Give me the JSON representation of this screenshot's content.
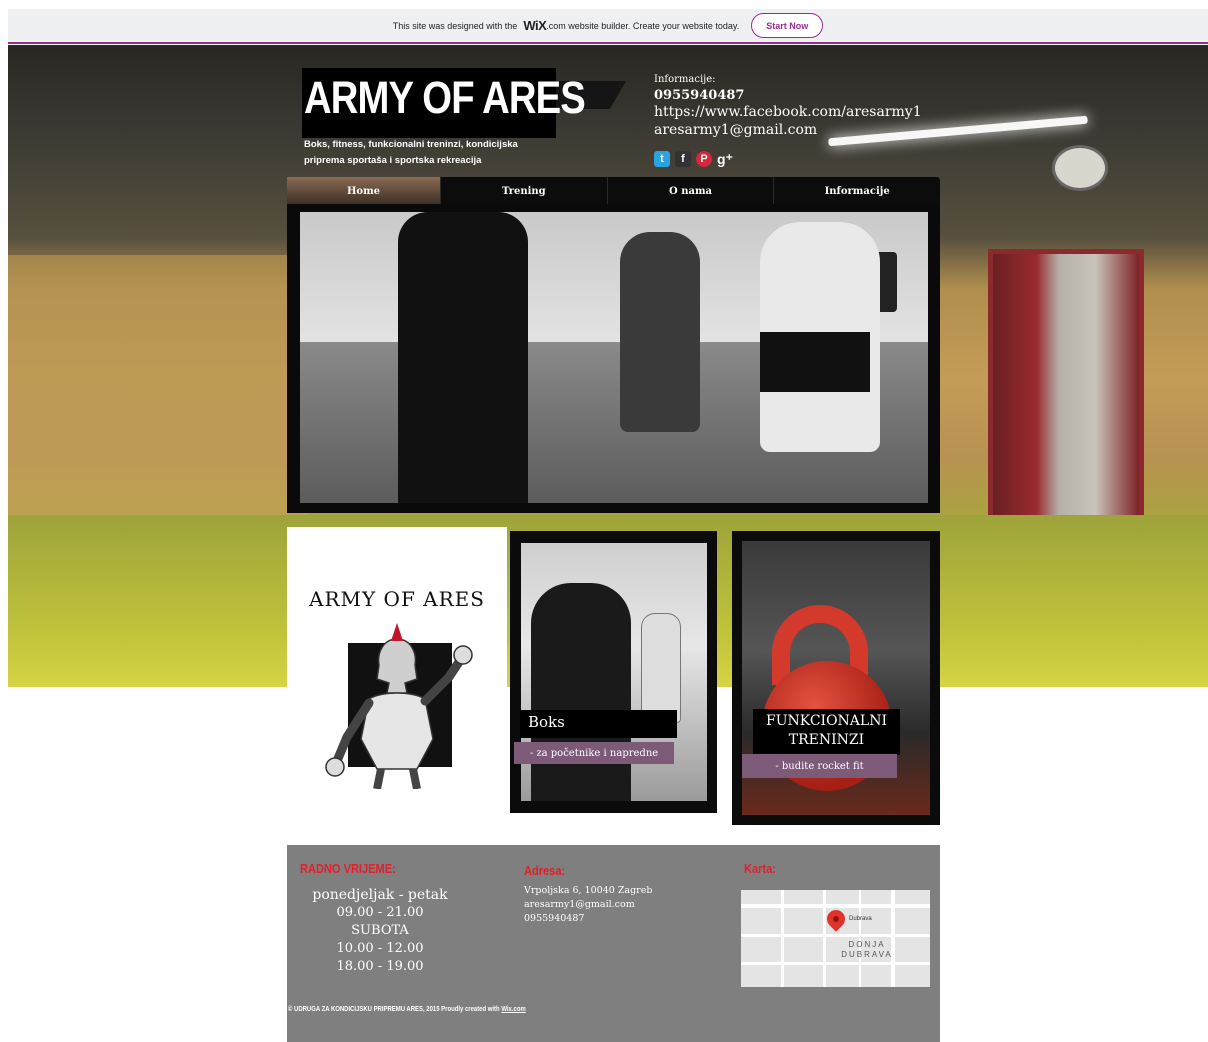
{
  "wix_banner": {
    "text_before": "This site was designed with the",
    "logo": "WiX",
    "text_after": ".com website builder. Create your website today.",
    "start_label": "Start Now",
    "accent_color": "#9b2b8e"
  },
  "header": {
    "logo_title": "ARMY OF ARES",
    "tagline": "Boks, fitness, funkcionalni treninzi, kondicijska priprema sportaša i sportska rekreacija",
    "info_label": "Informacije:",
    "phone": "0955940487",
    "facebook": "https://www.facebook.com/aresarmy1",
    "email": "aresarmy1@gmail.com",
    "social_icons": [
      "twitter-icon",
      "facebook-icon",
      "pinterest-icon",
      "google-plus-icon"
    ]
  },
  "nav": {
    "items": [
      {
        "label": "Home",
        "active": true
      },
      {
        "label": "Trening",
        "active": false
      },
      {
        "label": "O nama",
        "active": false
      },
      {
        "label": "Informacije",
        "active": false
      }
    ]
  },
  "cards": {
    "logo_card": {
      "title": "ARMY OF ARES"
    },
    "boks": {
      "title": "Boks",
      "subtitle": "- za početnike i napredne"
    },
    "funkcionalni": {
      "title": "FUNKCIONALNI TRENINZI",
      "subtitle": "- budite rocket fit"
    }
  },
  "footer": {
    "hours_heading": "RADNO VRIJEME:",
    "hours": [
      "ponedjeljak - petak",
      "09.00 - 21.00",
      "SUBOTA",
      "10.00 - 12.00",
      "18.00 - 19.00"
    ],
    "address_heading": "Adresa:",
    "address": [
      "Vrpoljska 6, 10040 Zagreb",
      "aresarmy1@gmail.com",
      "0955940487"
    ],
    "map_heading": "Karta:",
    "map_labels": {
      "place": "Dubrava",
      "district": "DONJA DUBRAVA"
    },
    "copyright_text": "© UDRUGA ZA KONDICIJSKU PRIPREMU ARES, 2015  Proudly created with ",
    "copyright_link": "Wix.com",
    "heading_color": "#e0202a"
  }
}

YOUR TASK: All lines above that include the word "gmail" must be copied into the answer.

SOLUTION BELOW:
    "email": "aresarmy1@gmail.com",
      "aresarmy1@gmail.com",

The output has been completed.